=== Section Start ===
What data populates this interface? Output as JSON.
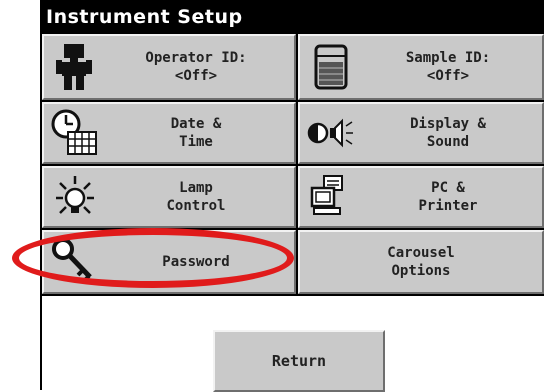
{
  "window": {
    "title": "Instrument Setup"
  },
  "buttons": [
    {
      "id": "operator-id",
      "line1": "Operator ID:",
      "line2": "<Off>",
      "icon": "operator-icon"
    },
    {
      "id": "sample-id",
      "line1": "Sample ID:",
      "line2": "<Off>",
      "icon": "sample-beaker-icon"
    },
    {
      "id": "date-time",
      "line1": "Date &",
      "line2": "Time",
      "icon": "clock-calendar-icon"
    },
    {
      "id": "display-sound",
      "line1": "Display &",
      "line2": "Sound",
      "icon": "contrast-speaker-icon"
    },
    {
      "id": "lamp-control",
      "line1": "Lamp",
      "line2": "Control",
      "icon": "lamp-icon"
    },
    {
      "id": "pc-printer",
      "line1": "PC &",
      "line2": "Printer",
      "icon": "pc-printer-icon"
    },
    {
      "id": "password",
      "line1": "Password",
      "line2": "",
      "icon": "key-icon"
    },
    {
      "id": "carousel-options",
      "line1": "Carousel",
      "line2": "Options",
      "icon": ""
    }
  ],
  "footer": {
    "return_label": "Return"
  },
  "annotation": {
    "highlight_target": "password",
    "highlight_color": "#e01b1b"
  }
}
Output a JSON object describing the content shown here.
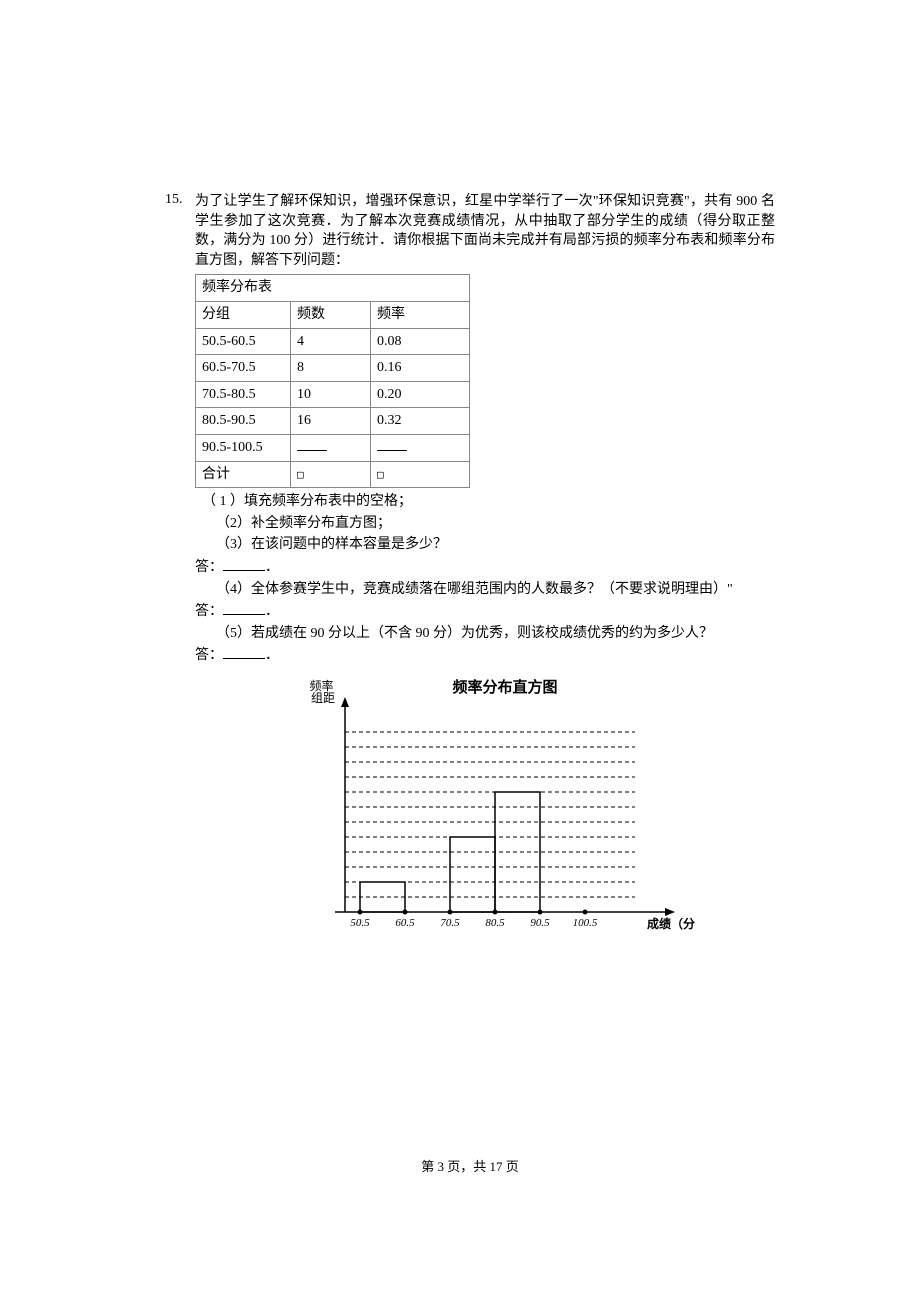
{
  "question": {
    "number": "15.",
    "intro1": "为了让学生了解环保知识，增强环保意识，红星中学举行了一次\"环保知识竞赛\"，共有 900 名学生参加了这次竞赛．为了解本次竞赛成绩情况，从中抽取了部分学生的成绩（得分取正整数，满分为 100 分）进行统计．请你根据下面尚未完成并有局部污损的频率分布表和频率分布直方图，解答下列问题：",
    "table_caption": "频率分布表",
    "table_headers": [
      "分组",
      "频数",
      "频率"
    ],
    "table_rows": [
      {
        "range": "50.5-60.5",
        "freq": "4",
        "rate": "0.08"
      },
      {
        "range": "60.5-70.5",
        "freq": "8",
        "rate": "0.16"
      },
      {
        "range": "70.5-80.5",
        "freq": "10",
        "rate": "0.20"
      },
      {
        "range": "80.5-90.5",
        "freq": "16",
        "rate": "0.32"
      },
      {
        "range": "90.5-100.5",
        "freq": "",
        "rate": ""
      }
    ],
    "total_label": "合计",
    "sub_q1": "（ 1 ）填充频率分布表中的空格；",
    "sub_q2": "（2）补全频率分布直方图；",
    "sub_q3": "（3）在该问题中的样本容量是多少？",
    "answer_prefix": "答：",
    "period": "．",
    "sub_q4": "（4）全体参赛学生中，竞赛成绩落在哪组范围内的人数最多？（不要求说明理由）\"",
    "sub_q5": "（5）若成绩在 90 分以上（不含 90 分）为优秀，则该校成绩优秀的约为多少人？"
  },
  "chart_data": {
    "type": "bar",
    "title": "频率分布直方图",
    "ylabel": "频率\n组距",
    "xlabel": "成绩（分）",
    "x_ticks": [
      "50.5",
      "60.5",
      "70.5",
      "80.5",
      "90.5",
      "100.5"
    ],
    "bars": [
      {
        "x_start": 50.5,
        "x_end": 60.5,
        "height": 0.08,
        "units": 2
      },
      {
        "x_start": 70.5,
        "x_end": 80.5,
        "height": 0.2,
        "units": 5
      },
      {
        "x_start": 80.5,
        "x_end": 90.5,
        "height": 0.32,
        "units": 8
      }
    ],
    "grid_lines": 12
  },
  "footer": {
    "page_label_prefix": "第 ",
    "page_num": "3",
    "page_label_mid": " 页，共 ",
    "page_total": "17",
    "page_label_suffix": " 页"
  }
}
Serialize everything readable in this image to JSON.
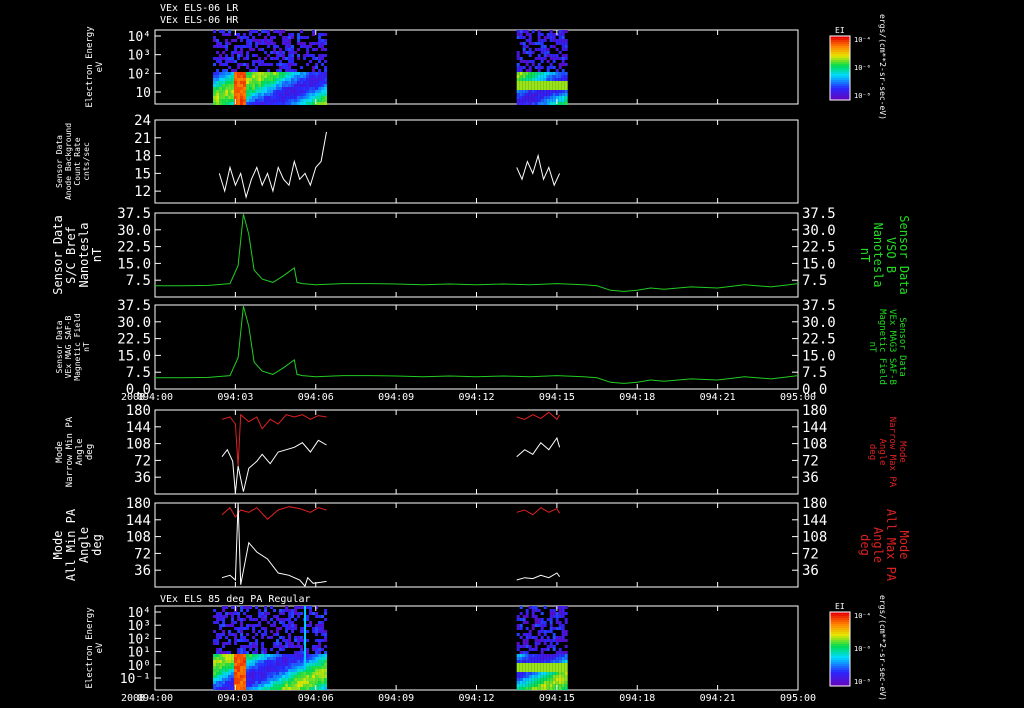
{
  "header": {
    "line1": "VEx ELS-06 LR",
    "line2": "VEx ELS-06 HR",
    "bottom_panel_title": "VEx ELS 85 deg PA Regular"
  },
  "colors": {
    "background": "#000000",
    "axes": "#ffffff",
    "magnetic": "#22cc22",
    "max_pa": "#dd2222",
    "min_pa": "#ffffff",
    "right_label_green": "#22dd22",
    "right_label_red": "#dd2222"
  },
  "colorbar": {
    "label": "EI",
    "ticks": [
      "10⁻⁴",
      "10⁻⁶",
      "10⁻⁸"
    ],
    "units": "ergs/(cm**2-sr-sec-eV)"
  },
  "x_axis": {
    "year": "2008",
    "ticks": [
      "094:00",
      "094:03",
      "094:06",
      "094:09",
      "094:12",
      "094:15",
      "094:18",
      "094:21",
      "095:00"
    ]
  },
  "chart_data": [
    {
      "type": "heatmap",
      "ylabel": [
        "Electron Energy",
        "eV"
      ],
      "yscale": "log",
      "yticks": [
        "10⁴",
        "10³",
        "10²",
        "10"
      ],
      "data_blocks": [
        {
          "x_range": [
            "094:02:10",
            "094:06:20"
          ],
          "peak_time": "094:03:10",
          "peak_energy_eV": 20
        },
        {
          "x_range": [
            "094:13:30",
            "094:15:20"
          ],
          "band_energy_eV": 10
        }
      ]
    },
    {
      "type": "line",
      "ylabel": [
        "Sensor Data",
        "Anode Background",
        "Count Rate",
        "cnts/sec"
      ],
      "ylim": [
        10,
        24
      ],
      "yticks": [
        "24",
        "21",
        "18",
        "15",
        "12"
      ],
      "series": [
        {
          "color": "#ffffff",
          "segments": [
            {
              "x_minutes": [
                2.4,
                2.6,
                2.8,
                3.0,
                3.2,
                3.4,
                3.6,
                3.8,
                4.0,
                4.2,
                4.4,
                4.6,
                4.8,
                5.0,
                5.2,
                5.4,
                5.6,
                5.8,
                6.0,
                6.2,
                6.4
              ],
              "y": [
                15,
                12,
                16,
                13,
                15,
                11,
                14,
                16,
                13,
                15,
                12,
                16,
                14,
                13,
                17,
                14,
                15,
                13,
                16,
                17,
                22
              ]
            },
            {
              "x_minutes": [
                13.5,
                13.7,
                13.9,
                14.1,
                14.3,
                14.5,
                14.7,
                14.9,
                15.1
              ],
              "y": [
                16,
                14,
                17,
                15,
                18,
                14,
                16,
                13,
                15
              ]
            }
          ]
        }
      ]
    },
    {
      "type": "line",
      "ylabel": [
        "Sensor Data",
        "S/C Bref",
        "Nanotesla",
        "nT"
      ],
      "right_label": [
        "Sensor Data",
        "VSO B",
        "Nanotesla",
        "nT"
      ],
      "ylim": [
        0,
        37.5
      ],
      "yticks": [
        "37.5",
        "30.0",
        "22.5",
        "15.0",
        "7.5"
      ],
      "series": [
        {
          "color": "#22cc22",
          "x_minutes": [
            0,
            1,
            2,
            2.8,
            3.1,
            3.3,
            3.5,
            3.7,
            4.0,
            4.4,
            4.8,
            5.2,
            5.3,
            5.5,
            6,
            7,
            8,
            9,
            10,
            11,
            12,
            13,
            14,
            15,
            16,
            16.5,
            17,
            17.5,
            18,
            18.5,
            19,
            20,
            21,
            22,
            23,
            24
          ],
          "y": [
            5,
            5,
            5.2,
            6,
            14,
            37,
            28,
            12,
            8,
            6.5,
            9.5,
            13,
            6.5,
            6,
            5.5,
            6,
            6,
            5.8,
            5.5,
            5.8,
            5.5,
            5.8,
            5.5,
            6,
            5.5,
            5,
            3,
            2.5,
            3,
            4,
            3.5,
            4.5,
            4,
            5.5,
            4.5,
            6
          ]
        }
      ]
    },
    {
      "type": "line",
      "ylabel": [
        "Sensor Data",
        "VEx MAG SAF-B",
        "Magnetic Field",
        "nT"
      ],
      "right_label": [
        "Sensor Data",
        "VEx MAG3 SAF-B",
        "Magnetic Field",
        "nT"
      ],
      "ylim": [
        0,
        37.5
      ],
      "yticks": [
        "37.5",
        "30.0",
        "22.5",
        "15.0",
        "7.5",
        "0.0"
      ],
      "series": [
        {
          "color": "#22cc22",
          "x_minutes": [
            0,
            1,
            2,
            2.8,
            3.1,
            3.3,
            3.5,
            3.7,
            4.0,
            4.4,
            4.8,
            5.2,
            5.3,
            5.5,
            6,
            7,
            8,
            9,
            10,
            11,
            12,
            13,
            14,
            15,
            16,
            16.5,
            17,
            17.5,
            18,
            18.5,
            19,
            20,
            21,
            22,
            23,
            24
          ],
          "y": [
            5,
            5,
            5.2,
            6,
            14,
            37,
            28,
            12,
            8,
            6.5,
            9.5,
            13,
            6.5,
            6,
            5.5,
            6,
            6,
            5.8,
            5.5,
            5.8,
            5.5,
            5.8,
            5.5,
            6,
            5.5,
            5,
            3,
            2.5,
            3,
            4,
            3.5,
            4.5,
            4,
            5.5,
            4.5,
            6
          ]
        }
      ]
    },
    {
      "type": "line",
      "ylabel": [
        "Mode",
        "Narrow Min PA",
        "Angle",
        "deg"
      ],
      "right_label": [
        "Mode",
        "Narrow Max PA",
        "Angle",
        "deg"
      ],
      "ylim": [
        0,
        180
      ],
      "yticks": [
        "180",
        "144",
        "108",
        "72",
        "36"
      ],
      "series": [
        {
          "color": "#dd2222",
          "segments": [
            {
              "x_minutes": [
                2.5,
                2.8,
                3.0,
                3.1,
                3.2,
                3.5,
                3.8,
                4.0,
                4.3,
                4.6,
                4.9,
                5.2,
                5.5,
                5.8,
                6.1,
                6.4
              ],
              "y": [
                160,
                165,
                150,
                60,
                170,
                155,
                165,
                140,
                160,
                150,
                170,
                165,
                170,
                160,
                168,
                165
              ]
            },
            {
              "x_minutes": [
                13.5,
                13.8,
                14.1,
                14.4,
                14.7,
                15.0,
                15.1
              ],
              "y": [
                165,
                160,
                170,
                162,
                175,
                160,
                170
              ]
            }
          ]
        },
        {
          "color": "#ffffff",
          "segments": [
            {
              "x_minutes": [
                2.5,
                2.7,
                2.9,
                3.0,
                3.1,
                3.3,
                3.5,
                3.8,
                4.0,
                4.3,
                4.6,
                4.9,
                5.2,
                5.5,
                5.8,
                6.1,
                6.4
              ],
              "y": [
                80,
                95,
                70,
                2,
                60,
                5,
                55,
                70,
                85,
                65,
                90,
                95,
                100,
                110,
                90,
                115,
                105
              ]
            },
            {
              "x_minutes": [
                13.5,
                13.8,
                14.1,
                14.4,
                14.7,
                15.0,
                15.1
              ],
              "y": [
                80,
                95,
                85,
                110,
                95,
                120,
                100
              ]
            }
          ]
        }
      ]
    },
    {
      "type": "line",
      "ylabel": [
        "Mode",
        "All Min PA",
        "Angle",
        "deg"
      ],
      "right_label": [
        "Mode",
        "All Max PA",
        "Angle",
        "deg"
      ],
      "ylim": [
        0,
        180
      ],
      "yticks": [
        "180",
        "144",
        "108",
        "72",
        "36"
      ],
      "series": [
        {
          "color": "#dd2222",
          "segments": [
            {
              "x_minutes": [
                2.5,
                2.8,
                3.0,
                3.2,
                3.5,
                3.8,
                4.2,
                4.6,
                5.0,
                5.4,
                5.8,
                6.1,
                6.4
              ],
              "y": [
                155,
                170,
                150,
                165,
                160,
                170,
                145,
                165,
                172,
                168,
                160,
                170,
                165
              ]
            },
            {
              "x_minutes": [
                13.5,
                13.8,
                14.1,
                14.4,
                14.7,
                15.0,
                15.1
              ],
              "y": [
                160,
                165,
                155,
                170,
                160,
                168,
                158
              ]
            }
          ]
        },
        {
          "color": "#ffffff",
          "segments": [
            {
              "x_minutes": [
                2.5,
                2.8,
                3.0,
                3.1,
                3.2,
                3.5,
                3.8,
                4.2,
                4.6,
                5.0,
                5.4,
                5.6,
                5.7,
                5.9,
                6.2,
                6.4
              ],
              "y": [
                20,
                25,
                15,
                180,
                5,
                95,
                75,
                60,
                30,
                25,
                15,
                2,
                20,
                8,
                10,
                12
              ]
            },
            {
              "x_minutes": [
                13.5,
                13.8,
                14.1,
                14.4,
                14.7,
                15.0,
                15.1
              ],
              "y": [
                15,
                20,
                18,
                25,
                20,
                30,
                22
              ]
            }
          ]
        }
      ]
    },
    {
      "type": "heatmap",
      "ylabel": [
        "Electron Energy",
        "eV"
      ],
      "yscale": "log",
      "yticks": [
        "10⁴",
        "10³",
        "10²",
        "10¹",
        "10⁰",
        "10⁻¹"
      ],
      "data_blocks": [
        {
          "x_range": [
            "094:02:10",
            "094:06:20"
          ],
          "peak_time": "094:03:10",
          "peak_energy_eV": 5
        },
        {
          "x_range": [
            "094:13:30",
            "094:15:20"
          ],
          "band_energy_eV": 3
        }
      ],
      "marker_line_minutes": 5.6
    }
  ]
}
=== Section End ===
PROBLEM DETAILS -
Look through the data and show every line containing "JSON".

ANSWER BELOW -
What data populates this interface? Output as JSON.
Output a JSON object describing the content shown here.
Serialize everything readable in this image to JSON.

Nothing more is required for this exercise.